High schools across the nation received advice about how to comply with recent U.S. Supreme Court rulings from an article co-authored by the incoming dean of the University of Houston-Victoria School of Education & Human Development.
In “The U.S. Supreme Court Speaks on Voluntary School Integration Plans,” published in the spring edition of the National Association of Secondary Schools Principals Bulletin, Lawrence Rossow provides policy guidance based on recent cases involving the use of voluntary school desegregation policies in the Louisville, Ky., and Seattle school districts.
Both districts had programs in place that reassigned students to certain schools to make sure the racial makeup of each campus didn’t subject the district to a federal lawsuit and potential desegregation order.

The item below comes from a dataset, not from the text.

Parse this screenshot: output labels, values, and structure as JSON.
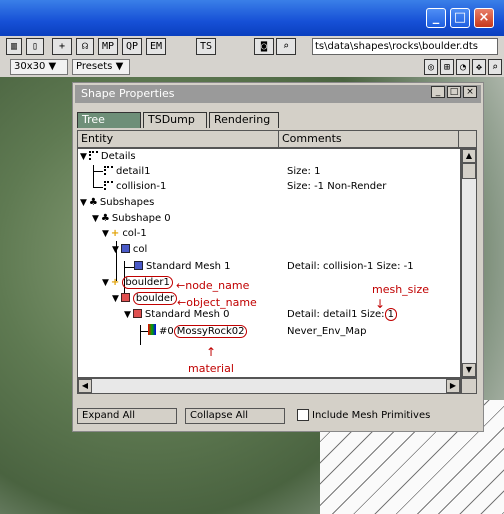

“You can’t use race at all as a specific factor in determining school assignments for individual children, the court found,” Rossow said.

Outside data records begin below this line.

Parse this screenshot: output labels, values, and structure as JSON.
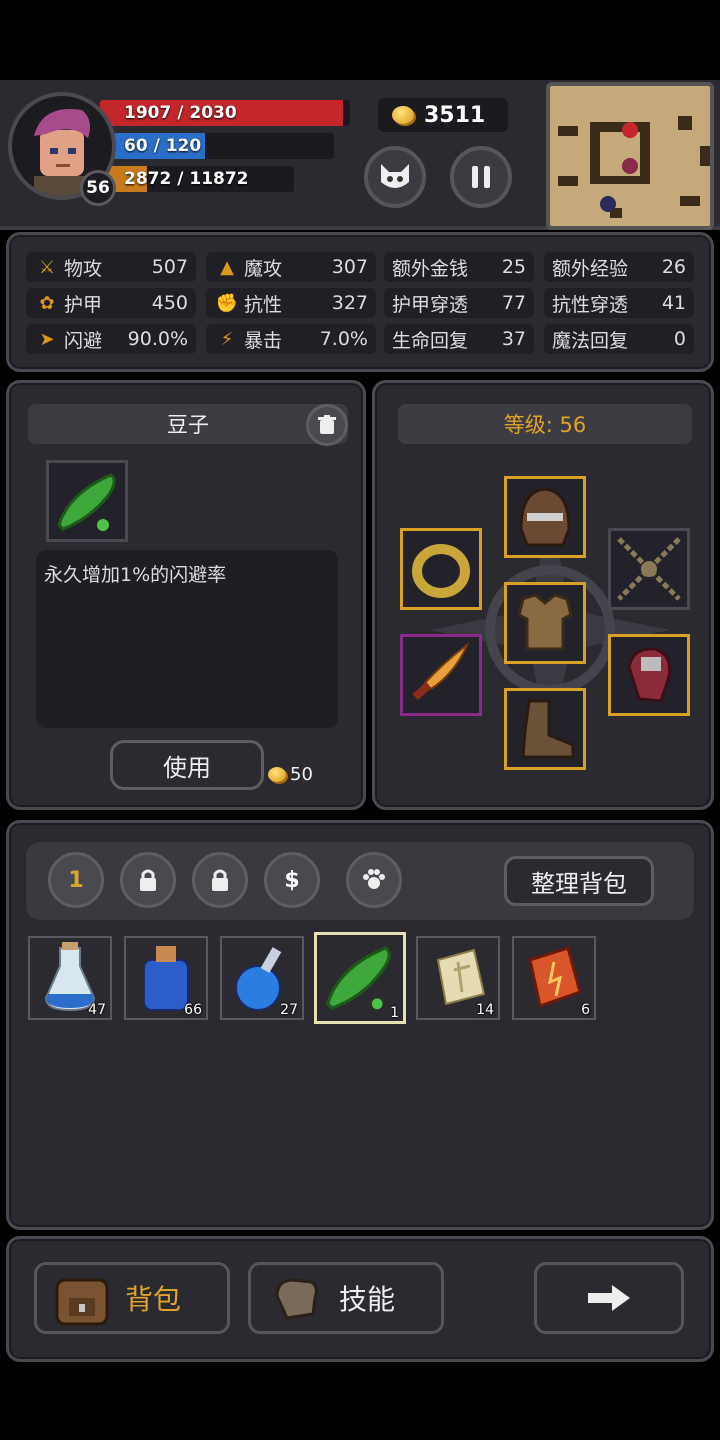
{
  "player": {
    "hp_text": "1907 / 2030",
    "mp_text": "60 / 120",
    "xp_text": "2872 / 11872",
    "level": "56",
    "hp_fraction": 0.939,
    "mp_fraction": 0.5,
    "xp_fraction": 0.242
  },
  "gold": "3511",
  "stats": [
    {
      "label": "物攻",
      "value": "507",
      "icon": "sword-icon"
    },
    {
      "label": "魔攻",
      "value": "307",
      "icon": "wizard-hat-icon"
    },
    {
      "label": "额外金钱",
      "value": "25"
    },
    {
      "label": "额外经验",
      "value": "26"
    },
    {
      "label": "护甲",
      "value": "450",
      "icon": "paw-icon"
    },
    {
      "label": "抗性",
      "value": "327",
      "icon": "muscle-icon"
    },
    {
      "label": "护甲穿透",
      "value": "77"
    },
    {
      "label": "抗性穿透",
      "value": "41"
    },
    {
      "label": "闪避",
      "value": "90.0%",
      "icon": "running-icon"
    },
    {
      "label": "暴击",
      "value": "7.0%",
      "icon": "lightning-icon"
    },
    {
      "label": "生命回复",
      "value": "37"
    },
    {
      "label": "魔法回复",
      "value": "0"
    }
  ],
  "item": {
    "name": "豆子",
    "description": "永久增加1%的闪避率",
    "use_label": "使用",
    "price": "50"
  },
  "equipment": {
    "level_text": "等级: 56"
  },
  "inventory": {
    "tab_number": "1",
    "sort_label": "整理背包",
    "items": [
      {
        "name": "potion-vial",
        "qty": "47"
      },
      {
        "name": "potion-jar",
        "qty": "66"
      },
      {
        "name": "potion-flask",
        "qty": "27"
      },
      {
        "name": "pea-pod",
        "qty": "1"
      },
      {
        "name": "rune-stone-light",
        "qty": "14"
      },
      {
        "name": "rune-stone-fire",
        "qty": "6"
      }
    ]
  },
  "nav": {
    "bag_label": "背包",
    "skills_label": "技能"
  },
  "colors": {
    "hp": "#c4262b",
    "mp": "#2b6ec9",
    "xp": "#c97a1c",
    "accent": "#e0a32a"
  }
}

Rossow’s article details the different aspects of the case and recommends certain programs districts can implement to keep schools from becoming racially segregated like some neighborhoods while still being in compliance with federal law.
One suggestion includes the use of magnet schools, where different high schools attract students from around a district by specializing in subjects like fine arts, math, science or even healthcare. Another suggestion is to use scholarships to allow students to freely transfer to certain schools.
The Bulletin is the official peer-reviewed publication of the National Association of Secondary Schools Principals. The Virginia-based organization is the national voice for middle and high school principals, assistant principals and aspiring school leaders, according to the organization’s Web site.
The article was co-authored by Kathrine J. Gutierrez, Rossow’s former colleague at the University of Oklahoma.
Rossow will take over as dean of the UHV school on Aug. 3.